[App and web page records]
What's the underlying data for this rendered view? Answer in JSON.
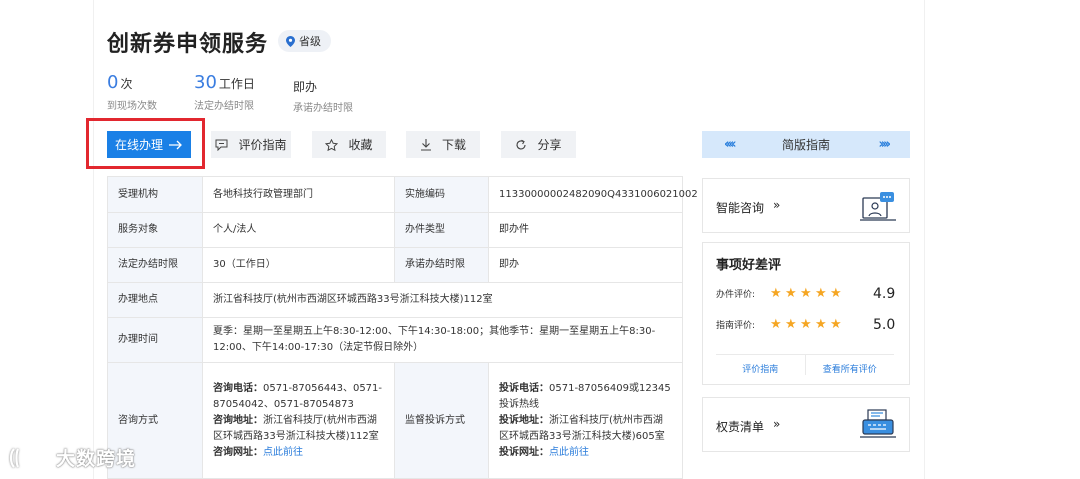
{
  "title": "创新券申领服务",
  "level_badge": "省级",
  "stats": [
    {
      "num": "0",
      "unit": "次",
      "label": "到现场次数"
    },
    {
      "num": "30",
      "unit": "工作日",
      "label": "法定办结时限"
    },
    {
      "text": "即办",
      "label": "承诺办结时限"
    }
  ],
  "toolbar": {
    "online_label": "在线办理",
    "review_label": "评价指南",
    "favorite_label": "收藏",
    "download_label": "下载",
    "share_label": "分享"
  },
  "guide": {
    "label": "简版指南",
    "left_arrows": "‹‹‹‹",
    "right_arrows": "››››"
  },
  "info": {
    "r1": {
      "k1": "受理机构",
      "v1": "各地科技行政管理部门",
      "k2": "实施编码",
      "v2": "11330000002482090Q4331006021002"
    },
    "r2": {
      "k1": "服务对象",
      "v1": "个人/法人",
      "k2": "办件类型",
      "v2": "即办件"
    },
    "r3": {
      "k1": "法定办结时限",
      "v1": "30（工作日）",
      "k2": "承诺办结时限",
      "v2": "即办"
    },
    "r4": {
      "k1": "办理地点",
      "v1": "浙江省科技厅(杭州市西湖区环城西路33号浙江科技大楼)112室"
    },
    "r5": {
      "k1": "办理时间",
      "v1": "夏季：星期一至星期五上午8:30-12:00、下午14:30-18:00；其他季节：星期一至星期五上午8:30-12:00、下午14:00-17:30（法定节假日除外）"
    },
    "r6": {
      "k1": "咨询方式",
      "consult": {
        "phone_label": "咨询电话：",
        "phone": "0571-87056443、0571-87054042、0571-87054873",
        "addr_label": "咨询地址：",
        "addr": "浙江省科技厅(杭州市西湖区环城西路33号浙江科技大楼)112室",
        "web_label": "咨询网址：",
        "web": "点此前往"
      },
      "k2": "监督投诉方式",
      "complaint": {
        "phone_label": "投诉电话：",
        "phone": "0571-87056409或12345投诉热线",
        "addr_label": "投诉地址：",
        "addr": "浙江省科技厅(杭州市西湖区环城西路33号浙江科技大楼)605室",
        "web_label": "投诉网址：",
        "web": "点此前往"
      }
    }
  },
  "sidebar": {
    "smart_consult": "智能咨询",
    "arrow": "»",
    "rating_title": "事项好差评",
    "ratings": [
      {
        "label": "办件评价:",
        "stars": 5,
        "score": "4.9"
      },
      {
        "label": "指南评价:",
        "stars": 5,
        "score": "5.0"
      }
    ],
    "rating_guide_link": "评价指南",
    "all_reviews_link": "查看所有评价",
    "duty_list": "权责清单"
  },
  "watermark": "大数跨境",
  "colors": {
    "primary": "#1a80e6",
    "highlight": "#e2272f",
    "star": "#f5a623",
    "link": "#2b7ddb"
  }
}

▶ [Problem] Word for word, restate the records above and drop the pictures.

▶ [Exercise response]
What's the underlying data for this rendered view? Answer in JSON.
{
  "title": "创新券申领服务",
  "level_badge": "省级",
  "stats": [
    {
      "num": "0",
      "unit": "次",
      "label": "到现场次数"
    },
    {
      "num": "30",
      "unit": "工作日",
      "label": "法定办结时限"
    },
    {
      "text": "即办",
      "label": "承诺办结时限"
    }
  ],
  "toolbar": {
    "online_label": "在线办理",
    "review_label": "评价指南",
    "favorite_label": "收藏",
    "download_label": "下载",
    "share_label": "分享"
  },
  "guide": {
    "label": "简版指南",
    "left_arrows": "‹‹‹‹",
    "right_arrows": "››››"
  },
  "info": {
    "r1": {
      "k1": "受理机构",
      "v1": "各地科技行政管理部门",
      "k2": "实施编码",
      "v2": "11330000002482090Q4331006021002"
    },
    "r2": {
      "k1": "服务对象",
      "v1": "个人/法人",
      "k2": "办件类型",
      "v2": "即办件"
    },
    "r3": {
      "k1": "法定办结时限",
      "v1": "30（工作日）",
      "k2": "承诺办结时限",
      "v2": "即办"
    },
    "r4": {
      "k1": "办理地点",
      "v1": "浙江省科技厅(杭州市西湖区环城西路33号浙江科技大楼)112室"
    },
    "r5": {
      "k1": "办理时间",
      "v1": "夏季：星期一至星期五上午8:30-12:00、下午14:30-18:00；其他季节：星期一至星期五上午8:30-12:00、下午14:00-17:30（法定节假日除外）"
    },
    "r6": {
      "k1": "咨询方式",
      "consult": {
        "phone_label": "咨询电话：",
        "phone": "0571-87056443、0571-87054042、0571-87054873",
        "addr_label": "咨询地址：",
        "addr": "浙江省科技厅(杭州市西湖区环城西路33号浙江科技大楼)112室",
        "web_label": "咨询网址：",
        "web": "点此前往"
      },
      "k2": "监督投诉方式",
      "complaint": {
        "phone_label": "投诉电话：",
        "phone": "0571-87056409或12345投诉热线",
        "addr_label": "投诉地址：",
        "addr": "浙江省科技厅(杭州市西湖区环城西路33号浙江科技大楼)605室",
        "web_label": "投诉网址：",
        "web": "点此前往"
      }
    }
  },
  "sidebar": {
    "smart_consult": "智能咨询",
    "arrow": "»",
    "rating_title": "事项好差评",
    "ratings": [
      {
        "label": "办件评价:",
        "stars": 5,
        "score": "4.9"
      },
      {
        "label": "指南评价:",
        "stars": 5,
        "score": "5.0"
      }
    ],
    "rating_guide_link": "评价指南",
    "all_reviews_link": "查看所有评价",
    "duty_list": "权责清单"
  },
  "watermark": "大数跨境",
  "colors": {
    "primary": "#1a80e6",
    "highlight": "#e2272f",
    "star": "#f5a623",
    "link": "#2b7ddb"
  }
}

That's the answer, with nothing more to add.